We use IP addresses to analyse trends, administer the site, track movement, and gather broad demographic information for aggregate use. IP addresses are not linked to personally identifiable information.


This web site contains links to other sites. Please be aware that Mondaq (or its affiliate sites) are not responsible for the privacy practices of such other sites. We encourage our users to be aware when they leave our site and to read the privacy statements of these third party sites. This privacy statement applies solely to information collected by this Web site.

Surveys & Contests

From time-to-time our site requests information from users via surveys or contests. Participation in these surveys or contests is completely voluntary and the user therefore has a choice whether or not to disclose any information requested. Information requested may include contact information (such as name and delivery address), and demographic information (such as postcode, age level). Contact information will be used to notify the winners and award prizes. Survey information will be used for purposes of monitoring or improving the functionality of the site.


If a user elects to use our referral service for informing a friend about our site, we ask them for the friend’s name and email address. Mondaq stores this information and may contact the friend to invite them to register with Mondaq, but they will not be contacted more than once. The friend may contact Mondaq to request the removal of this information from our database.


This website takes every reasonable precaution to protect our users’ information. When users submit sensitive information via the website, your information is protected using firewalls and other security technology. If you have any questions about the security at our website, you can send an email to

Correcting/Updating Personal Information

If a user’s personally identifiable information changes (such as postcode), or if a user no longer desires our service, we will endeavour to provide a way to correct, update or remove that user’s personal data provided to us. This can usually be done at the “Your Profile” page or by sending an email to

Notification of Changes

If we decide to change our Terms & Conditions or Privacy Policy, we will post those changes on our site so our users are always aware of what information we collect, how we use it, and under what circumstances, if any, we disclose it. If at any point we decide to use personally identifiable information in a manner different from that stated at the time it was collected, we will notify users by way of an email. Users will have a choice as to whether or not we use their information in this different manner. We will use information in accordance with the privacy policy under which the information was collected.

How to contact Mondaq

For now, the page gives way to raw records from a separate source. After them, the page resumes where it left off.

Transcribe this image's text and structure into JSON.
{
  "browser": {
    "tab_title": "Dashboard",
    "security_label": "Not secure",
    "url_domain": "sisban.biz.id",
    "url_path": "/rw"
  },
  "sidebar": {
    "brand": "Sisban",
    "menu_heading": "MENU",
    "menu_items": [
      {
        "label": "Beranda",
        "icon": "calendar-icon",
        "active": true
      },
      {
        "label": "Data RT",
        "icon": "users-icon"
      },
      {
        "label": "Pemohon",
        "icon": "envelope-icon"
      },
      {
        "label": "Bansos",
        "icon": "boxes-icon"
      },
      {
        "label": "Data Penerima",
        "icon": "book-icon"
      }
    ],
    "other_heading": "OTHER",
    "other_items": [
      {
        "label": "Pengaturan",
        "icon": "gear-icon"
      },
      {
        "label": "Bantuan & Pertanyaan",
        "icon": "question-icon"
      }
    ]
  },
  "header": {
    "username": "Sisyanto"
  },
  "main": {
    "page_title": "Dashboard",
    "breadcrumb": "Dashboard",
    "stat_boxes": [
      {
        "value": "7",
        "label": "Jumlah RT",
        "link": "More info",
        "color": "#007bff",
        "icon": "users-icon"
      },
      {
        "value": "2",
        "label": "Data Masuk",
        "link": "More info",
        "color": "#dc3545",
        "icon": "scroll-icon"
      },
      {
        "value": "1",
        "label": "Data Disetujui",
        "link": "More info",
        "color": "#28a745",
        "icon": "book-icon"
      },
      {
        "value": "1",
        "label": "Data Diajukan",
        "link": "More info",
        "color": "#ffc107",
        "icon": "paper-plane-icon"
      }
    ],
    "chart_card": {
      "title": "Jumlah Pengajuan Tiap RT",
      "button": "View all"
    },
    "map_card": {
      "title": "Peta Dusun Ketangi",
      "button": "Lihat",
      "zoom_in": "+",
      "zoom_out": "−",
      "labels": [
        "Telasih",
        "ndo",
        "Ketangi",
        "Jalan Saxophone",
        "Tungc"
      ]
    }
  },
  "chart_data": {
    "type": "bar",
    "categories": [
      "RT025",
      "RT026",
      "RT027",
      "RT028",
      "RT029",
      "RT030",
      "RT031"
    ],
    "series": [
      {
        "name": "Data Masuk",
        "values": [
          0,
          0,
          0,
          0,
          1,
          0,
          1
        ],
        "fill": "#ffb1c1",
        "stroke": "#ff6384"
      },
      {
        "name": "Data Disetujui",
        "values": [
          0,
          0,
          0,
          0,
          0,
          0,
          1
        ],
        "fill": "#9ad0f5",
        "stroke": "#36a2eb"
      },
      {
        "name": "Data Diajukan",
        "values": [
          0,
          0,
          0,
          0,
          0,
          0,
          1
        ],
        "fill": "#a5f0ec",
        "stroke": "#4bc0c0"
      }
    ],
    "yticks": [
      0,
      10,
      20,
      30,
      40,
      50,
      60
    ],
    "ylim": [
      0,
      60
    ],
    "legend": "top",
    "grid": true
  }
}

You can contact us with comments or queries at

If for some reason you believe Mondaq Ltd. has not adhered to these principles, please notify us by e-mail at and we will use commercially reasonable efforts to determine and correct the problem promptly.